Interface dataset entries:

■ ■ ■ ■ ■ ■ ■

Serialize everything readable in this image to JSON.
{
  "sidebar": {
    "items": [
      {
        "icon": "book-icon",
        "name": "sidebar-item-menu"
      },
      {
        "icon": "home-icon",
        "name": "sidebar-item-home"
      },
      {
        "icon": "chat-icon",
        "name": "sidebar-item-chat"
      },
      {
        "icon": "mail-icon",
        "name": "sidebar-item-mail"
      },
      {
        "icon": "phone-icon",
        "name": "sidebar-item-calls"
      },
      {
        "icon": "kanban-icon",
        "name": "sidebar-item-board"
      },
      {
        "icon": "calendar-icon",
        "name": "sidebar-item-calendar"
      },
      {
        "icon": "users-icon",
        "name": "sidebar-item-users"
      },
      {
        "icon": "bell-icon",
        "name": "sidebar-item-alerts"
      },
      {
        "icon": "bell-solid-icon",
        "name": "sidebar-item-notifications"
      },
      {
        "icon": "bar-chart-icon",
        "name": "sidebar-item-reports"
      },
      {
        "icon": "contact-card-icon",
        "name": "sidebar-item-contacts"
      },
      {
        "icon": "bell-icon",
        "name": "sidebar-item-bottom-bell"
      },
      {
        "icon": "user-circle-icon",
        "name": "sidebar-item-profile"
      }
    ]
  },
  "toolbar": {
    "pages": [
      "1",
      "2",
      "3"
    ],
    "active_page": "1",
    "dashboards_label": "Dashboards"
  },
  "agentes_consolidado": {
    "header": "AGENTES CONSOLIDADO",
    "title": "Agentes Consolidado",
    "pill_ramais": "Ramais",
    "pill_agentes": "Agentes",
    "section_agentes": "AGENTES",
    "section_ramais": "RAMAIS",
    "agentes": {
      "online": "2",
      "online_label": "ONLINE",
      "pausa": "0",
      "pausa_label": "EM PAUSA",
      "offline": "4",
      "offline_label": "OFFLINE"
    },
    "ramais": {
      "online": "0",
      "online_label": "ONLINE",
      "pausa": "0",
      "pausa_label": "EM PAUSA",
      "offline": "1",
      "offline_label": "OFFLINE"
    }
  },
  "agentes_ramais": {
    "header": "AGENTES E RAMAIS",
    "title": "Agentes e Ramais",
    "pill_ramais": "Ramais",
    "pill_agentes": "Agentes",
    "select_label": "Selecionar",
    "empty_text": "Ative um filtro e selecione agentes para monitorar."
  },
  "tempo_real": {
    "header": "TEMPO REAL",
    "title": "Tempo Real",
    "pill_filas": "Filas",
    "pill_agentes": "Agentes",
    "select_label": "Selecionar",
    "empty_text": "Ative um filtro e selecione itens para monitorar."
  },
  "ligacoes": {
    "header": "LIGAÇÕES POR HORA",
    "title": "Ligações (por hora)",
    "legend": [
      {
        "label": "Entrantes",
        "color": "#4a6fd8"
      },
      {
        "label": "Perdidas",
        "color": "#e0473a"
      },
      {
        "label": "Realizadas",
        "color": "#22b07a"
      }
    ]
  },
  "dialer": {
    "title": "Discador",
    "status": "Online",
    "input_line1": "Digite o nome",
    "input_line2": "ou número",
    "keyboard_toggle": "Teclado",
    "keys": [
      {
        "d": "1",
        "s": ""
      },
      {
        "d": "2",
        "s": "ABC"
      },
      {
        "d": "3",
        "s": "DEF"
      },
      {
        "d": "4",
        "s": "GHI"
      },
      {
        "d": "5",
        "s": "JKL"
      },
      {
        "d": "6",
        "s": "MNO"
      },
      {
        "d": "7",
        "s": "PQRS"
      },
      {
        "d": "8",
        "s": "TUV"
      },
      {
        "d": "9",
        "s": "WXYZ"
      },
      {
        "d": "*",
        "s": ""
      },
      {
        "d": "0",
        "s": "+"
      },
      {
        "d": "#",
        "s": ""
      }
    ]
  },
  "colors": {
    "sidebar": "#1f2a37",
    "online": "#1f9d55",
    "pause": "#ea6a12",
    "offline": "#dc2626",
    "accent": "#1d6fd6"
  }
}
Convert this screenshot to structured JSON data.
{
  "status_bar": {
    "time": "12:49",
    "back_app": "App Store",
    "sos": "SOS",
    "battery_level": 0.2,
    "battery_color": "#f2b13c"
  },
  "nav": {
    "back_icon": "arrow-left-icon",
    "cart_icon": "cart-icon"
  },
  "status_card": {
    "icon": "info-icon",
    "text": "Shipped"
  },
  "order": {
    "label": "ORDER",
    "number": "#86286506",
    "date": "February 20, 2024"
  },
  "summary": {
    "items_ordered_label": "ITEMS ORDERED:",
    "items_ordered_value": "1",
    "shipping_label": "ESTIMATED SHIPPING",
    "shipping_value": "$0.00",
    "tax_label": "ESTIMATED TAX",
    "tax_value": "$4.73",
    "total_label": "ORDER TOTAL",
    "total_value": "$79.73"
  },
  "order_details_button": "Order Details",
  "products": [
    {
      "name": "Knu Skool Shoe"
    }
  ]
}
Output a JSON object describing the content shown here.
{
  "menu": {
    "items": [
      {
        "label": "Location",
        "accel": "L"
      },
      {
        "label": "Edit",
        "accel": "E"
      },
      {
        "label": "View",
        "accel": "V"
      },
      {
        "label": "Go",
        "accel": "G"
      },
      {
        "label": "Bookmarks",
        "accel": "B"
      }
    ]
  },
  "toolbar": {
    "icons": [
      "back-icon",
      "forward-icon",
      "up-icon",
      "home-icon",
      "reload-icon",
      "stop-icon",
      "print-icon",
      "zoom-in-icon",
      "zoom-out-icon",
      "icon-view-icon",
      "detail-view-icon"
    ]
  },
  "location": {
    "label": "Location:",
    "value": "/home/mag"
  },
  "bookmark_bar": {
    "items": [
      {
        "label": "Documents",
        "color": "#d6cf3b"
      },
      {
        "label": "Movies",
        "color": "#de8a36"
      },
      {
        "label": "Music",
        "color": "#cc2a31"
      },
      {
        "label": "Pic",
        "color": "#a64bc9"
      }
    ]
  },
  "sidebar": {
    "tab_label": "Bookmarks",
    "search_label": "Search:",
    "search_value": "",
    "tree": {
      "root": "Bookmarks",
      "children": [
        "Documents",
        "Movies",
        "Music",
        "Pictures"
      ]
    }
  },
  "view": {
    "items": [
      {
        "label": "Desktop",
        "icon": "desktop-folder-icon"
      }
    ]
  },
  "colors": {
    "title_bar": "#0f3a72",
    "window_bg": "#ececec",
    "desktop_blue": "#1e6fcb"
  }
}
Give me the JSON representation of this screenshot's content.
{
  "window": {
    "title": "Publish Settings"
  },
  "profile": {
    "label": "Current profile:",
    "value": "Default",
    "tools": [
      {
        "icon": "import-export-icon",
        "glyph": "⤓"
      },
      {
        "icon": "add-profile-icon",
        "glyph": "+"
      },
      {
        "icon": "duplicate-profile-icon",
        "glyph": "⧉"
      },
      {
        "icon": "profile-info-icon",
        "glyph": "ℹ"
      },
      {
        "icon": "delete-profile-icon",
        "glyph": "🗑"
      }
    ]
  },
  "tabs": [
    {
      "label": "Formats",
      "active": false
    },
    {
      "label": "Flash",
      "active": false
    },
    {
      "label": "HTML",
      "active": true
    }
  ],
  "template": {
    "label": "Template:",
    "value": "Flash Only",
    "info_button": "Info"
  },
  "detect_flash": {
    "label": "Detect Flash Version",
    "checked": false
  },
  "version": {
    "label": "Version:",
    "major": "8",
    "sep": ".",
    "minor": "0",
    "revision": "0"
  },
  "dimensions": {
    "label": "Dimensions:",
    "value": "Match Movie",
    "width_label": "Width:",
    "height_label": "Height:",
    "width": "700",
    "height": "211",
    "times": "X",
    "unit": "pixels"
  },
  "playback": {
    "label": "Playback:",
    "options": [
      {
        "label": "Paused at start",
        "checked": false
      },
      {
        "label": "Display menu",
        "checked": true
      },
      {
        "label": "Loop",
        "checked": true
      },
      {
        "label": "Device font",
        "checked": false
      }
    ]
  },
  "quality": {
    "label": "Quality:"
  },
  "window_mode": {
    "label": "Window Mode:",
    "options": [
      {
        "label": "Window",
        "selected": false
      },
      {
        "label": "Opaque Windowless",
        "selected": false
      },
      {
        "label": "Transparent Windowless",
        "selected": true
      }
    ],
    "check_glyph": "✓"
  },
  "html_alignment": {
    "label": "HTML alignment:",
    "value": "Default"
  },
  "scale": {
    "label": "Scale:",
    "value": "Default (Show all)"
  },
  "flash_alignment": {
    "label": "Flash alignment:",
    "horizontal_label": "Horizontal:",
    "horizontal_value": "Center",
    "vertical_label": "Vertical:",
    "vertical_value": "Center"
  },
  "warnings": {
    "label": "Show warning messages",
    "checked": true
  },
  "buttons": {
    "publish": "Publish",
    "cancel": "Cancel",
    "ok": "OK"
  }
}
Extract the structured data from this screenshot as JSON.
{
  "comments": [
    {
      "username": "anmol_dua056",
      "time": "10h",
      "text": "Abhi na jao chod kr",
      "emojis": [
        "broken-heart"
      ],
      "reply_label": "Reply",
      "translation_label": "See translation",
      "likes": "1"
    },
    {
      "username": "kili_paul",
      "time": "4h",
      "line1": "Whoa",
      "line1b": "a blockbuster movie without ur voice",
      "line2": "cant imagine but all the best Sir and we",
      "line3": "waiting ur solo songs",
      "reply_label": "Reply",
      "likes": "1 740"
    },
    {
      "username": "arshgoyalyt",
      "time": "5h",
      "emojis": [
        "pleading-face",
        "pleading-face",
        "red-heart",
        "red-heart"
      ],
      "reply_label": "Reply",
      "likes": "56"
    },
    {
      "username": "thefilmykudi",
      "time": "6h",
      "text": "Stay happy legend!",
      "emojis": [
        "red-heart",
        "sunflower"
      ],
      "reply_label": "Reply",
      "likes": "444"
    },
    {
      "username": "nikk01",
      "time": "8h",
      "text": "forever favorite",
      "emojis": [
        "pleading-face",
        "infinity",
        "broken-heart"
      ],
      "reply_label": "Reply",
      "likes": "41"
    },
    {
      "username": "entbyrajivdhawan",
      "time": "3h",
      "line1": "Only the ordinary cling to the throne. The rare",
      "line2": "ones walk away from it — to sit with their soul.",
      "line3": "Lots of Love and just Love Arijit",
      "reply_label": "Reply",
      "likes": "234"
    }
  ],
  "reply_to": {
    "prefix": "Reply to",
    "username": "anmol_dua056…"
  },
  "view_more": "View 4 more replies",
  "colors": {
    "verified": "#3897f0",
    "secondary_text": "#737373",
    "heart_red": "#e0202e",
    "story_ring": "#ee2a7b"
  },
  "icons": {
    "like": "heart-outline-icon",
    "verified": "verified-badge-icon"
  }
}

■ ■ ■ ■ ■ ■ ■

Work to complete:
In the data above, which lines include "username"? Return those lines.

Result:
      "username": "anmol_dua056",
      "username": "kili_paul",
      "username": "arshgoyalyt",
      "username": "thefilmykudi",
      "username": "nikk01",
      "username": "entbyrajivdhawan",
    "username": "anmol_dua056…"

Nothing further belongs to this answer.